3. Teach Kids to Honor Parents by Your Example

As a parent, it can feel awkward to tell a child, “honor me, because God commands you to do it.” After all, we want to demonstrate humility, not set an example of someone who seeks or demands honor. Which is why this third and final way to start teaching kids to honor parents is to lead by example by letting children see you honoring YOUR parents. Mother’s and Father’s Day or not, tell them what you are doing, and why you choose to honor God by honoring your parents. If the children are old enough, you could even add information about why it might be hard for you to do this, but that you are still choosing to act in obedience to God’s command and in faith to God’s promise. Explain that, while no parent on this earth is perfect, they should be honored anyway, as this sets an example of grace and follows God’s perfect design.

Even in situations where a parent is so very unhealthy there has to be extreme boundaries within your relationship, you can still find ways to show honor and explain to your children what you are doing; like praying for your parents to find peace, happiness, and to know God, or committing to forgive them for their failures, even as you uphold healthy boundaries.

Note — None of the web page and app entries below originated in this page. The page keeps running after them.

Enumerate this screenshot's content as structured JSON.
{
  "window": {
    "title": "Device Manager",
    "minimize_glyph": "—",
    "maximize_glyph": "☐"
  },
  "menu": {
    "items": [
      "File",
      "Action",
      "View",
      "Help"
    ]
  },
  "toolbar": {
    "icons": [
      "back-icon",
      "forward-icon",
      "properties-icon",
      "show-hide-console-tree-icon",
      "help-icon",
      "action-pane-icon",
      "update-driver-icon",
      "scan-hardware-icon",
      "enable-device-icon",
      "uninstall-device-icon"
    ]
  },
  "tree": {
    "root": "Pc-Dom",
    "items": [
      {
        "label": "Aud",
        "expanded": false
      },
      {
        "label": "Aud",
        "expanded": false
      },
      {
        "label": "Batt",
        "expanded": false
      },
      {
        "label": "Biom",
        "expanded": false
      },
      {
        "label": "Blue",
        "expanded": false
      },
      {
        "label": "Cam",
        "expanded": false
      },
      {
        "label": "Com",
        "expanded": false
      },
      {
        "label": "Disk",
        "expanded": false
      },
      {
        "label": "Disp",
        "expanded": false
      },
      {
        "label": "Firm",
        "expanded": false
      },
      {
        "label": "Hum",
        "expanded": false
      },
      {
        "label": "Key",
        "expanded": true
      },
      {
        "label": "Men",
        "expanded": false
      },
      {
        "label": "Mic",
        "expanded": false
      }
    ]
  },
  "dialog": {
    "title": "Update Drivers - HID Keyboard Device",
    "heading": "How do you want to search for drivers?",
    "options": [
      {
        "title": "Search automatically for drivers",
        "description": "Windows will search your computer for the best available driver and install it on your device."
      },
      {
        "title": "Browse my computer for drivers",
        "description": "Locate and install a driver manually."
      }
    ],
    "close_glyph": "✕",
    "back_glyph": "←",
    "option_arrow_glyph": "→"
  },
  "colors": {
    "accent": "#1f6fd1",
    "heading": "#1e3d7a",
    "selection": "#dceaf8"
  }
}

Even in hard situations, these special days are an opportunity to focus on teaching kids to honor parents well—a joy that, ultimately, honors God too. Don’t let Mother’s and Father’s Day pass this year without teaching kids to honor parents in these three ways.

This content is from the CEF podcast Teach Kids.  Listen to more content like this on the Teach Kids podcast through your favorite podcast platform.  #TeachKids #KidsMin

Stay Connected with CEF

Subscribe to our email lists to receive updates, news, and stories based on your needs and interests.